Does your child run at the sight of apples, bananas and green leafy vegetables? If yes, serious video games may help your kid increase the consumption of fruits and vegetables, says an interesting study
New York: Does your child run at the sight of apples, bananas and green leafy vegetables? If yes, serious video games may help your kid increase the consumption of fruits and vegetables, says an interesting study.
Eating adequate amounts of these foods is not only ideal for a healthy lifestyle, but can also reduce the risk of some chronic diseases including heart disease and certain cancers.
The findings showed that serious video games that are designed to both entertain and promote behaviour change, create specific plans with goals, which help children improve fruit and vegetable intake at specific meals.
"By using a serious video game, we saw increases in meal-specific vegetable intake at dinner for the children and fruit intake at breakfast, lunch, and snacks time," said lead author Karen Cullen, professor at Baylor College of Medicine in the US.
For the study, published in the Journal of Nutrition Education and Behavior, 400 fourth and fifth grade students played 10 episodes of Squires Quest! II -- a serious online video game -- that promotes fruit and vegetable intake.
At six months after intervention, results showed improvements in both fruit and vegetable intake in participants.

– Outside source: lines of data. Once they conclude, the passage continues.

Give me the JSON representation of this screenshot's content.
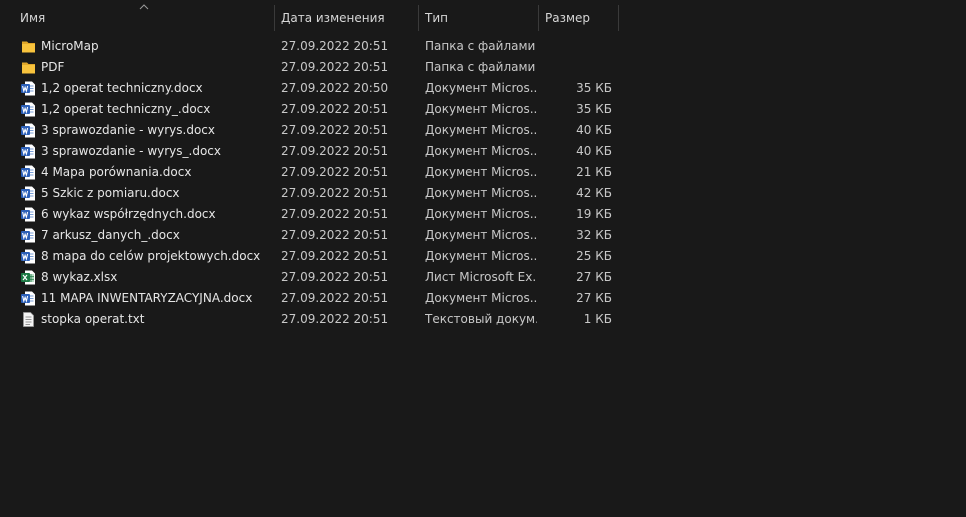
{
  "columns": {
    "name": "Имя",
    "date": "Дата изменения",
    "type": "Тип",
    "size": "Размер"
  },
  "sort": {
    "column": "name",
    "direction": "ascending",
    "indicator": "chevron-up-icon"
  },
  "colors": {
    "background": "#191919",
    "folder": "#f8c33d",
    "word": "#2b5fb8",
    "excel": "#1d7a45"
  },
  "files": [
    {
      "name": "MicroMap",
      "date": "27.09.2022 20:51",
      "type": "Папка с файлами",
      "size": "",
      "icon": "folder-icon"
    },
    {
      "name": "PDF",
      "date": "27.09.2022 20:51",
      "type": "Папка с файлами",
      "size": "",
      "icon": "folder-icon"
    },
    {
      "name": "1,2 operat techniczny.docx",
      "date": "27.09.2022 20:50",
      "type": "Документ Micros...",
      "size": "35 КБ",
      "icon": "word-document-icon"
    },
    {
      "name": "1,2 operat techniczny_.docx",
      "date": "27.09.2022 20:51",
      "type": "Документ Micros...",
      "size": "35 КБ",
      "icon": "word-document-icon"
    },
    {
      "name": "3 sprawozdanie - wyrys.docx",
      "date": "27.09.2022 20:51",
      "type": "Документ Micros...",
      "size": "40 КБ",
      "icon": "word-document-icon"
    },
    {
      "name": "3 sprawozdanie - wyrys_.docx",
      "date": "27.09.2022 20:51",
      "type": "Документ Micros...",
      "size": "40 КБ",
      "icon": "word-document-icon"
    },
    {
      "name": "4 Mapa porównania.docx",
      "date": "27.09.2022 20:51",
      "type": "Документ Micros...",
      "size": "21 КБ",
      "icon": "word-document-icon"
    },
    {
      "name": "5 Szkic z pomiaru.docx",
      "date": "27.09.2022 20:51",
      "type": "Документ Micros...",
      "size": "42 КБ",
      "icon": "word-document-icon"
    },
    {
      "name": "6 wykaz współrzędnych.docx",
      "date": "27.09.2022 20:51",
      "type": "Документ Micros...",
      "size": "19 КБ",
      "icon": "word-document-icon"
    },
    {
      "name": "7 arkusz_danych_.docx",
      "date": "27.09.2022 20:51",
      "type": "Документ Micros...",
      "size": "32 КБ",
      "icon": "word-document-icon"
    },
    {
      "name": "8 mapa do celów projektowych.docx",
      "date": "27.09.2022 20:51",
      "type": "Документ Micros...",
      "size": "25 КБ",
      "icon": "word-document-icon"
    },
    {
      "name": "8 wykaz.xlsx",
      "date": "27.09.2022 20:51",
      "type": "Лист Microsoft Ex...",
      "size": "27 КБ",
      "icon": "excel-spreadsheet-icon"
    },
    {
      "name": "11 MAPA INWENTARYZACYJNA.docx",
      "date": "27.09.2022 20:51",
      "type": "Документ Micros...",
      "size": "27 КБ",
      "icon": "word-document-icon"
    },
    {
      "name": "stopka operat.txt",
      "date": "27.09.2022 20:51",
      "type": "Текстовый докум...",
      "size": "1 КБ",
      "icon": "text-file-icon"
    }
  ]
}
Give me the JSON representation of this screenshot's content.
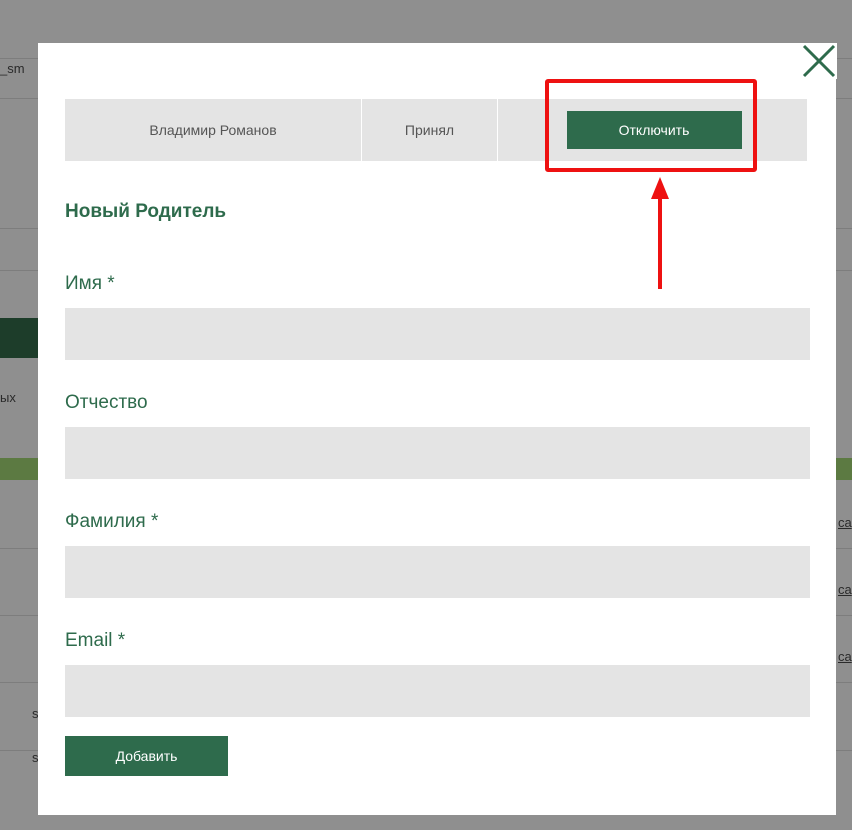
{
  "background": {
    "fragments": [
      "_sm",
      "ых"
    ],
    "links": [
      "са",
      "са",
      "са"
    ],
    "row_markers": [
      "s",
      "s"
    ]
  },
  "modal": {
    "contact": {
      "name": "Владимир Романов",
      "status": "Принял",
      "disconnect_label": "Отключить"
    },
    "form": {
      "title": "Новый Родитель",
      "fields": [
        {
          "label": "Имя *",
          "value": ""
        },
        {
          "label": "Отчество",
          "value": ""
        },
        {
          "label": "Фамилия *",
          "value": ""
        },
        {
          "label": "Email *",
          "value": ""
        }
      ],
      "submit_label": "Добавить"
    }
  },
  "colors": {
    "accent": "#2e6b4c",
    "highlight": "#ee1111",
    "field_bg": "#e4e4e4",
    "overlay": "#8f8f8f"
  },
  "icons": {
    "close": "close-icon",
    "annotation_arrow": "arrow-up-icon"
  }
}
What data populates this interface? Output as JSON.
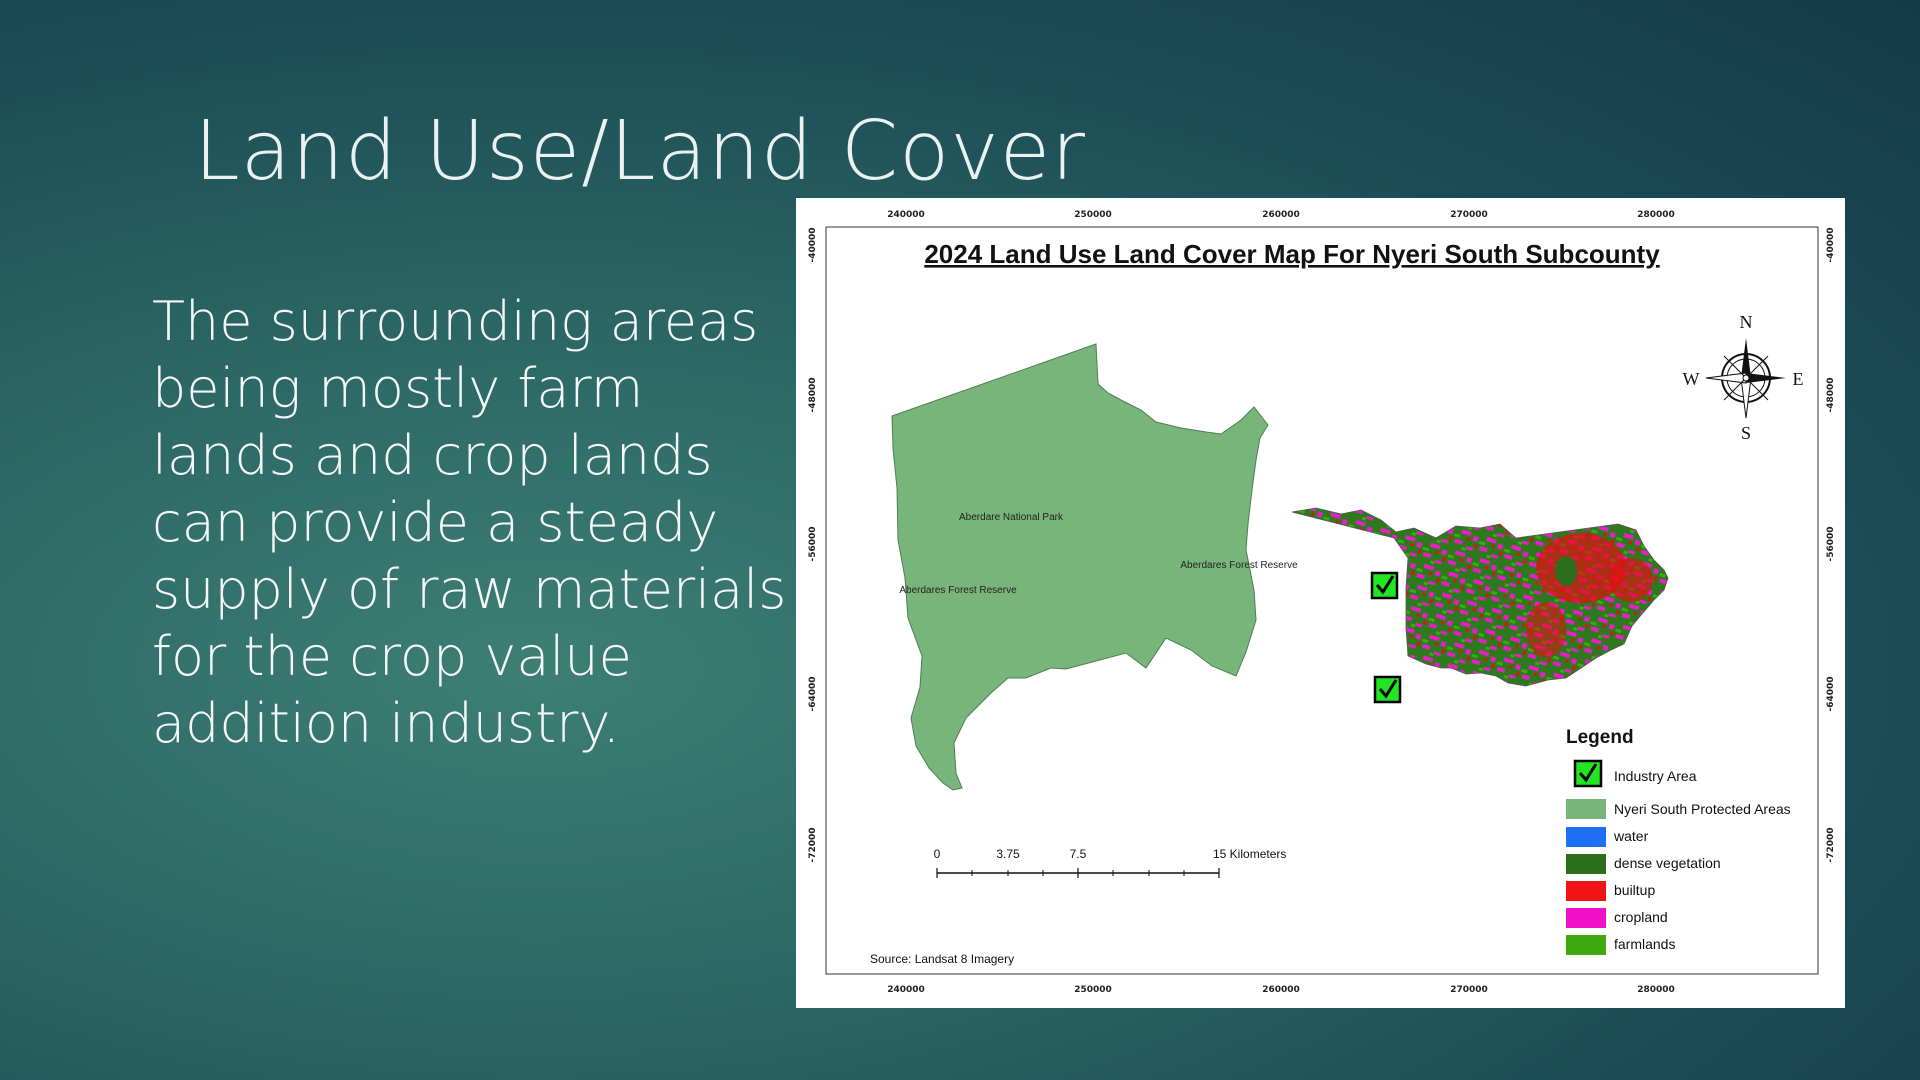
{
  "slide": {
    "title": "Land Use/Land Cover",
    "body": "The surrounding areas being mostly farm lands and crop lands can provide a steady supply of raw materials for the crop value addition industry."
  },
  "map": {
    "title": "2024 Land Use Land Cover Map For Nyeri South Subcounty",
    "x_ticks": [
      "240000",
      "250000",
      "260000",
      "270000",
      "280000"
    ],
    "y_ticks": [
      "-40000",
      "-48000",
      "-56000",
      "-64000",
      "-72000"
    ],
    "labels": {
      "aberdare_national_park": "Aberdare National Park",
      "aberdares_forest_reserve_west": "Aberdares Forest Reserve",
      "aberdares_forest_reserve_east": "Aberdares Forest Reserve"
    },
    "compass": {
      "n": "N",
      "s": "S",
      "e": "E",
      "w": "W"
    },
    "scale_bar": {
      "labels": [
        "0",
        "3.75",
        "7.5",
        "15 Kilometers"
      ]
    },
    "source": "Source: Landsat 8 Imagery",
    "legend": {
      "title": "Legend",
      "items": [
        {
          "label": "Industry Area",
          "color": "#22e622",
          "icon": "checkmark-icon"
        },
        {
          "label": "Nyeri South Protected Areas",
          "color": "#78b57b"
        },
        {
          "label": "water",
          "color": "#1e6ff2"
        },
        {
          "label": "dense vegetation",
          "color": "#2c6e1c"
        },
        {
          "label": "builtup",
          "color": "#f01414"
        },
        {
          "label": "cropland",
          "color": "#f010c8"
        },
        {
          "label": "farmlands",
          "color": "#3caa10"
        }
      ]
    }
  }
}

Of the 400 participants, 79 percent reported meeting all goals during game play.